Burning Man, the arts and culture festival in the Nevada desert that is supposed to last for the whole week, was forced to cancel its opening day on Monday after a rare event of heavy rain.
The festival, which will be held in an area in the desert about 110 miles from Reno, was temporarily closed as the rains caused standing water that turned the sand into mud.
Thousands of festival attendees were locked out of the event grounds, where they were looking to set up camp. Called "burners," the attendees instead decided to head to alternate campsites within the vicinity in Pyramid Lake until Burning Man can officially start.
"We're going to make good of a bad situation," said Shaft Uddin of London. "I hear Pyramid Lake is beautiful, and apparently there is going to be a big party."
The move of the attendees into Pyramid Lake goes against the statement issued by the Nevada Highway Patrol that urged the burners to spend the night in hotels and motels in nearby cities.
Wal-Mart stores were also offering the usage of their own parking lots where the attendees can park their RVs for the night.
About 60,000 people attend the Burning Man festival annually, which is held during the last week of August during the Labor Day weekend. The attendees exercise "radical self-expression" within a dry lake bed called the playa, located within the Black Rock Desert.
Nudity is one form of art and self-expression that is allowed at Burning Man, with several people that were among the first to arrive found already having taken their clothes off and entered the lake. A park ranger had to ask the attendees to wear their clothes again.
"Black Rock City is closed until midday Tuesday due to rain and standing water," said Jim Graham, an event organizer for Burning Man, on Twitter, as forecasts revealed that isolated rain showers can continue until the second day of the week. "At the request of organizers, law enforcement is turning back cars."
A large number of drivers found their vehicles stuck in the Black Rock Desert playa, with northbound traffic along State Highway 447 being forced to turn back to Reno.

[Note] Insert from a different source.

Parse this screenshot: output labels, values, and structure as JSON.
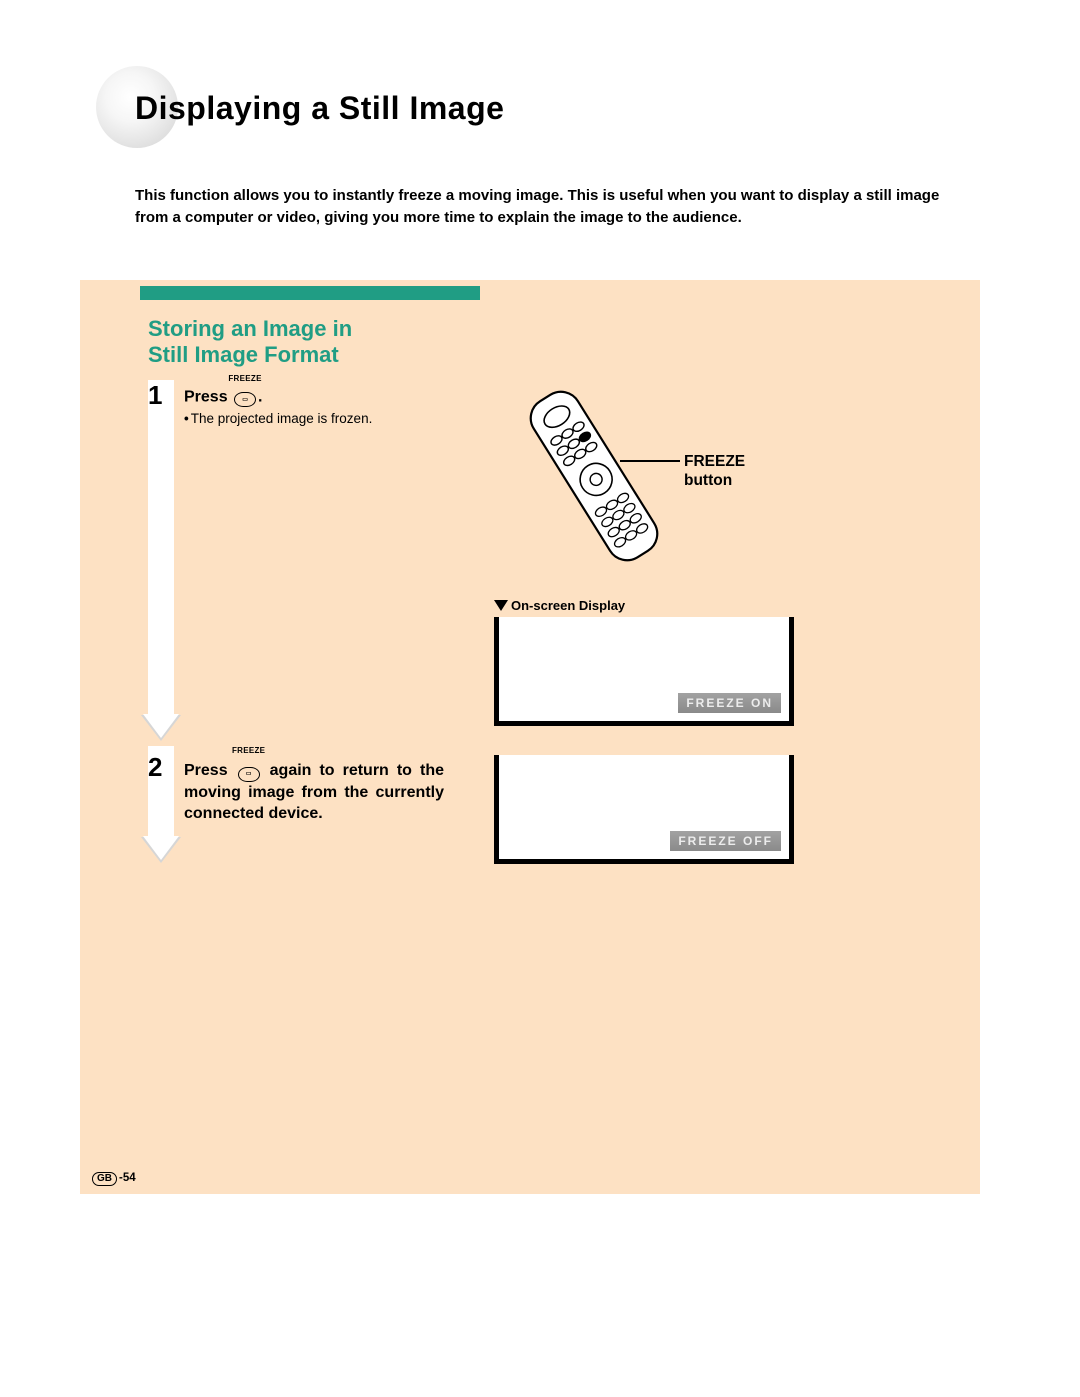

"We are requesting that participants do not try and travel out to the Burning Man area until notified that the roads will be open," said Nevada Highway Patrol trooper Dan Lopez. He added that the opening of roads will depend on the weather for Tuesday.

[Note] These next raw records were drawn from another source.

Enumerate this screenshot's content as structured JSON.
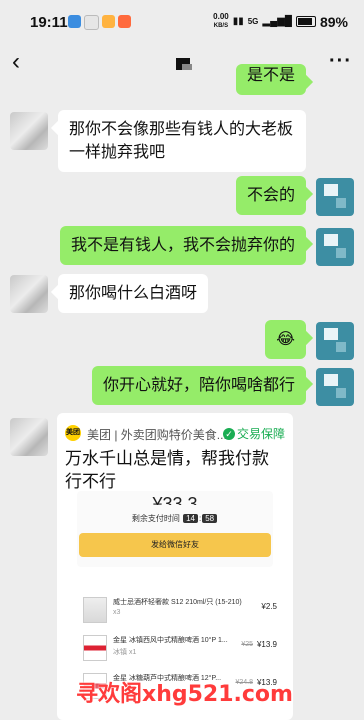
{
  "status_bar": {
    "time": "19:11",
    "net_speed_value": "0.00",
    "net_speed_unit": "KB/S",
    "network": "5G",
    "battery": "89%"
  },
  "nav": {
    "back_icon": "chevron-left-icon",
    "more_icon": "ellipsis-icon"
  },
  "messages": [
    {
      "side": "right",
      "text": "是不是"
    },
    {
      "side": "left",
      "text": "那你不会像那些有钱人的大老板一样抛弃我吧"
    },
    {
      "side": "right",
      "text": "不会的"
    },
    {
      "side": "right",
      "text": "我不是有钱人，我不会抛弃你的"
    },
    {
      "side": "left",
      "text": "那你喝什么白酒呀"
    },
    {
      "side": "right",
      "text": "😂"
    },
    {
      "side": "right",
      "text": "你开心就好，陪你喝啥都行"
    }
  ],
  "share_card": {
    "logo_text": "美团",
    "source": "美团 | 外卖团购特价美食...",
    "guarantee": "交易保障",
    "title": "万水千山总是情，帮我付款行不行",
    "price": "¥33.3",
    "countdown_label": "剩余支付时间",
    "countdown_min": "14",
    "countdown_sec": "58",
    "pay_button": "发给微信好友",
    "items": [
      {
        "name": "威士忌酒杯轻奢款 S12 210ml/只 (15-210)",
        "sub": "x3",
        "orig": "",
        "amount": "¥2.5"
      },
      {
        "name": "金星 冰镇西风中式精酿啤酒 10°P 1...",
        "sub": "冰镇 x1",
        "orig": "¥25",
        "amount": "¥13.9"
      },
      {
        "name": "金星 冰糖葫芦中式精酿啤酒 12°P...",
        "sub": "",
        "orig": "¥24.8",
        "amount": "¥13.9"
      }
    ]
  },
  "watermark": "寻欢阁xhg521.com"
}
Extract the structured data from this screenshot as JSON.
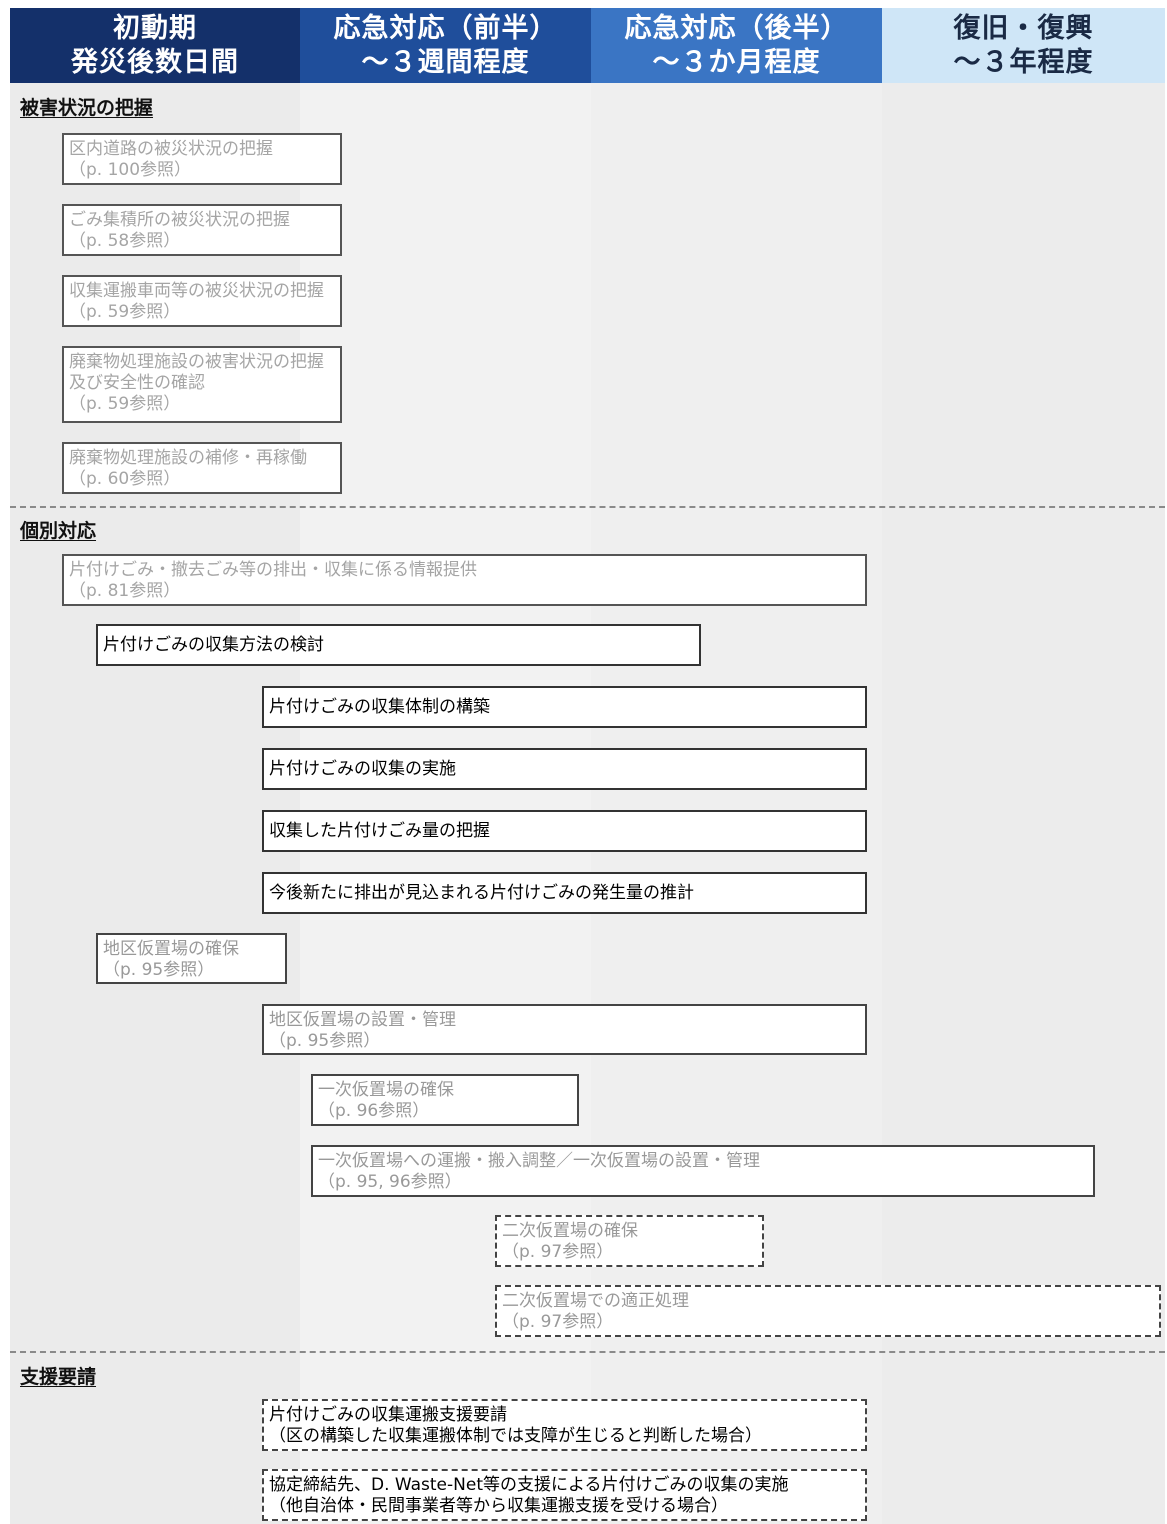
{
  "headers": [
    {
      "line1": "初動期",
      "line2": "発災後数日間",
      "bg": "#14306a",
      "fg": "#ffffff"
    },
    {
      "line1": "応急対応（前半）",
      "line2": "～３週間程度",
      "bg": "#1f4e9b",
      "fg": "#ffffff"
    },
    {
      "line1": "応急対応（後半）",
      "line2": "～３か月程度",
      "bg": "#3a75c4",
      "fg": "#ffffff"
    },
    {
      "line1": "復旧・復興",
      "line2": "～３年程度",
      "bg": "#cfe6f7",
      "fg": "#1a2a45"
    }
  ],
  "column_bg": [
    "#ebebeb",
    "#f1f1f1",
    "#efefef",
    "#ececec"
  ],
  "sections": {
    "damage": "被害状況の把握",
    "individual": "個別対応",
    "support": "支援要請"
  },
  "boxes": {
    "b1": {
      "l1": "区内道路の被災状況の把握",
      "l2": "（p. 100参照）"
    },
    "b2": {
      "l1": "ごみ集積所の被災状況の把握",
      "l2": "（p. 58参照）"
    },
    "b3": {
      "l1": "収集運搬車両等の被災状況の把握",
      "l2": "（p. 59参照）"
    },
    "b4": {
      "l1": "廃棄物処理施設の被害状況の把握",
      "l2": "及び安全性の確認",
      "l3": "（p. 59参照）"
    },
    "b5": {
      "l1": "廃棄物処理施設の補修・再稼働",
      "l2": "（p. 60参照）"
    },
    "b6": {
      "l1": "片付けごみ・撤去ごみ等の排出・収集に係る情報提供",
      "l2": "（p. 81参照）"
    },
    "b7": {
      "l1": "片付けごみの収集方法の検討"
    },
    "b8": {
      "l1": "片付けごみの収集体制の構築"
    },
    "b9": {
      "l1": "片付けごみの収集の実施"
    },
    "b10": {
      "l1": "収集した片付けごみ量の把握"
    },
    "b11": {
      "l1": "今後新たに排出が見込まれる片付けごみの発生量の推計"
    },
    "b12": {
      "l1": "地区仮置場の確保",
      "l2": "（p. 95参照）"
    },
    "b13": {
      "l1": "地区仮置場の設置・管理",
      "l2": "（p. 95参照）"
    },
    "b14": {
      "l1": "一次仮置場の確保",
      "l2": "（p. 96参照）"
    },
    "b15": {
      "l1": "一次仮置場への運搬・搬入調整／一次仮置場の設置・管理",
      "l2": "（p. 95, 96参照）"
    },
    "b16": {
      "l1": "二次仮置場の確保",
      "l2": "（p. 97参照）"
    },
    "b17": {
      "l1": "二次仮置場での適正処理",
      "l2": "（p. 97参照）"
    },
    "b18": {
      "l1": "片付けごみの収集運搬支援要請",
      "l2": "（区の構築した収集運搬体制では支障が生じると判断した場合）"
    },
    "b19": {
      "l1": "協定締結先、D. Waste-Net等の支援による片付けごみの収集の実施",
      "l2": "（他自治体・民間事業者等から収集運搬支援を受ける場合）"
    }
  }
}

Last year, 68,000 burners attended the festival, which was the highest number ever recorded. Ticket prices for the event are from $380 to $650.